Colombia and Panama vowed ultimate week to impose order at the migrant flows as they search fortify from allies, together with the United States, after the selection of vacationers stranded in Necocli crowned 10,000.
The majority of the migrants transferring thru Necocli are Haitian or Cuban, fleeing dire financial cases of their homelands. But Reuters spoke to a number of others from additional afield, together with African countries equivalent to Ghana and Mali.
Gyamfi have been in Necocli for just about every week, paying $7 an evening for a resort room.
“The journey has been hard and full of surprises. Last month, a friend of mine died on the road,” stated the widowed chippie, who hopes to save lots of sufficient to convey his younger daughter to sign up for him if he reaches the United States.
“It takes a lot of money to get here and great risks.”
Necocli become a staging space for migrants simply 5 years in the past. Though it has thrived by way of charging migrants in bucks, no longer Colombian pesos, native officers say public services and products and housing within the the city of 20,000 aren’t tough sufficient to deal with contemporary numbers.
More migrants has intended higher earnings for lots of in Necocli: particularly for the guides, known as coyotes, who take folks at the week-long trek throughout the Darien Gap.
“Everyone here is benefiting from the migrant issue,” stated a neighborhood information chief, a person in his early 40s, who requested to stay nameless for worry of attracting the eye of the government.
Colombia’s govt has warned of felony risks to migrants transferring thru Darien, in addition to the chance of harm or illness.
The guy stated some teams – in most cases comprising 20 migrants and a information – were robbed and ladies infrequently endure rape.
The guides have higher the scale in their teams to fulfill contemporary call for, however the guy denied any felony connections.
“People look at us like the monsters of this place. They think we are rich,” he stated. “Those who do this make a living day to day. The coyotes aren’t millionaires.”
At 6 a.m. the sound of adhesive tape being ripped from its rolls sounded round Necocli’s port, as migrants with spots on that day’s boat frantically sealed their possessions into plastic trash baggage for the two.5-hour, $50 boat trip around the Gulf of Uraba.
The day Reuters visited, the mayor of Acandi – which lies at the different aspect of the Gulf, close to the Panama border – determined to let simply 200 of the standard 1,000 migrants move as a result of what he stated have been environmental and safety considerations.
The determination brought about chagrin amongst native Colombian officers and nonprofits – who feared some migrants may make a perilous casual crossing at night time. In Necocli, indignant migrants who had paid days upfront for boat tickets protested within the streets.

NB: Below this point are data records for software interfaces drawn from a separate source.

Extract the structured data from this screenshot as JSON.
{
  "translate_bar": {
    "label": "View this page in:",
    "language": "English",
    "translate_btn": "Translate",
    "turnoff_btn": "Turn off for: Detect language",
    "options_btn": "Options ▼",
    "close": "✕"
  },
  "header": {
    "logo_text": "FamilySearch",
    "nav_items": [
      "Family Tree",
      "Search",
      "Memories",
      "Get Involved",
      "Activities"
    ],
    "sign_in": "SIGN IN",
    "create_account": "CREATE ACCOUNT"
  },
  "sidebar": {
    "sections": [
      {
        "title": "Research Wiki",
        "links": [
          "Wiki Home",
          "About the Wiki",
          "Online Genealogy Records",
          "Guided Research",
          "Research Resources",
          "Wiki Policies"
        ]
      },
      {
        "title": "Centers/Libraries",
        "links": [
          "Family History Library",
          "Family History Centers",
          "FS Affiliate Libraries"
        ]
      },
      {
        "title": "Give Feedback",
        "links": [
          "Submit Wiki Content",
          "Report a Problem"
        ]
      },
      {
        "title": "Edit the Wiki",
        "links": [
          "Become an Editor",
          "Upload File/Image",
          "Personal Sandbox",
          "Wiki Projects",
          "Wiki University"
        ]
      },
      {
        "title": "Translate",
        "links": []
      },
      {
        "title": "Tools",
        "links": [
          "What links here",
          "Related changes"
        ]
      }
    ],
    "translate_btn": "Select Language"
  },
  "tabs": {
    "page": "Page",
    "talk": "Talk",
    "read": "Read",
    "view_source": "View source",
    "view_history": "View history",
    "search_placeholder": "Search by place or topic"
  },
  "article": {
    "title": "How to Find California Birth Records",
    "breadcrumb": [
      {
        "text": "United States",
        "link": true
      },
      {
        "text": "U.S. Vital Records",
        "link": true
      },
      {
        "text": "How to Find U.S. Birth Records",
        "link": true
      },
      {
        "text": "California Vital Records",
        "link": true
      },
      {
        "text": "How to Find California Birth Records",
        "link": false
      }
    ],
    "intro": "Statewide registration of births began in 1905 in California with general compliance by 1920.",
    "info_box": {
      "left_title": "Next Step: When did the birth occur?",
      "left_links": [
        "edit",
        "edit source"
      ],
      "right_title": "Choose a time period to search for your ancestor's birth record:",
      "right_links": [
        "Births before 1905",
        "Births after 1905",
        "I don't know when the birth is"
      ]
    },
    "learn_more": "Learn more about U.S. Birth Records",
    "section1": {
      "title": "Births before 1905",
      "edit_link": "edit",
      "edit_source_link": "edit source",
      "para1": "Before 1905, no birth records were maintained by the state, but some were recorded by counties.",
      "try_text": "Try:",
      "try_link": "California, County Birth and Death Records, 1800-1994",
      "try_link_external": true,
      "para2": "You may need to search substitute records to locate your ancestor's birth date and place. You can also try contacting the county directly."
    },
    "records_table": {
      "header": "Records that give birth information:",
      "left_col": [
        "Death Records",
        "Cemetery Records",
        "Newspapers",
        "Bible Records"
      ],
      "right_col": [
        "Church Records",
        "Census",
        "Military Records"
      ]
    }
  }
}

In Capurgana, 44-year-old Haitian Lenos Dorvilien, was once annoyed after he had traveled around the Gulf forward of his spouse and 12-year-old daughter, who have been now caught in Necocli.
The circle of relatives had left their hometown for Chile in 2016, however discovered paintings there was once badly paid. They had deliberate to depart quicker however have been behind schedule by way of coronavirus and in the end left two weeks in the past by way of bus.
Chile – which has one of the crucial perfect ranges of source of revenue in line with capita in Latin America – is a well-liked vacation spot for Haitians, however migrants there frequently whinge of experiencing xenophobia.
“I put up with living in Chile but it’s a racist country,” stated Dorvilien. “I had to work hard like the devil to be able to leave.”
Dorvilien ultimately took every other boat again to be together with his circle of relatives. Their cash for accommodations exhausted, they slept at the seashore.
(Reporting by way of Steven Grattan, further reporting by way of Aislinn Laing in Santiago; Editing by way of Julia Symmes Cobb, Aurora Ellis and Daniel Flynn)